He’s proven his skills as a country music star and actor on film, TV and live on Broadway. Now, Billy Ray Cyrus can add published author to his accomplishments. His new memoir, “Hillbilly Heart,” takes a candid look back at Cyrus’ childhood, rise to fame, and personal life as a successful entertainer.
You go into a lot of detail about pain in your past. What was it like to write about that?
It was difficult and therapeutic. I visited some places that I’d put in the back of my mind, locked the door and thrown away the key. They were things that hurt just a bit to go back to. But what I learned was reliving those moments prepares you to move on for the future.
How is writing a book different than writing songs?
Songs come to me very quickly, usually in a moment of inspiration colliding with desperation. The book was a long process: homework, diligence and getting the facts right. I had to sit and think of it a whole lot more.
Did anyone help you work through the material?
Todd Gold was my ghostwriter on this. He did a great job, and helped me organize my thoughts, and put them in the proper order. He’s part writer, part therapist – his job requires a whole lot of listening. He had a great way of priming the pump and getting me to tell stories. We worked very closely on it.
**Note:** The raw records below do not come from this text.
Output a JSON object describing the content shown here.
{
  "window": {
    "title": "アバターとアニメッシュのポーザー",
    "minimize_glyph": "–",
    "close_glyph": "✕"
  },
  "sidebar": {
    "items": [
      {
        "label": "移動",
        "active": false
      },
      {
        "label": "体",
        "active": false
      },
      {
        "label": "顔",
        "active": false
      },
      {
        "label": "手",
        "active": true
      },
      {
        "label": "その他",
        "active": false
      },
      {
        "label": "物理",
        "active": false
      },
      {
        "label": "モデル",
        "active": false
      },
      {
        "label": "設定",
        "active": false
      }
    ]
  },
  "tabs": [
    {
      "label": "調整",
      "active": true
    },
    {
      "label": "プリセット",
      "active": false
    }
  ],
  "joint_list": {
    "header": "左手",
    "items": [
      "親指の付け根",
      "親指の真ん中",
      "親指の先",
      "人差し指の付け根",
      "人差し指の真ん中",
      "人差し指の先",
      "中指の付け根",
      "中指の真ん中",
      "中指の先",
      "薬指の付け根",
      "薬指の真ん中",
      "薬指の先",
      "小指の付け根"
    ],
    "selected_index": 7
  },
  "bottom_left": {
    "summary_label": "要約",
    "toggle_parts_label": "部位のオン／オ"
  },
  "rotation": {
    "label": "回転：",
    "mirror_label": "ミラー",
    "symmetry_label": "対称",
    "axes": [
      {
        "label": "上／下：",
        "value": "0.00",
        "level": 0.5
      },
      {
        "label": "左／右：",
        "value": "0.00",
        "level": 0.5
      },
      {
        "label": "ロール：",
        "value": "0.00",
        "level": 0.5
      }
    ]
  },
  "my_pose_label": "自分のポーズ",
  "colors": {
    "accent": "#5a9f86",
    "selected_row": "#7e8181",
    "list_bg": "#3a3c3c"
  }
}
You know I can’t interview you without asking about Miley. What kind of advice have you given her about the business?
A lot of the advice I gave was advice my dad gave to me, like, “If you ain’t happy, it ain’t workin’.”
What’s up next for you?
I’ve written a TV pilot. I still love film, I love acting, and I’ve written a new album. I’ve been writing songs as I wrote the book; it’s been an infinite source of emotions, and I’ve been able to translate it into music. No sense in slowing down — I love what I’m doing.
One sillier question. What is the craziest rumor you’ve heard about yourself?
I always get a kick out of the Chippendales dancer one. I think that’s pretty funny.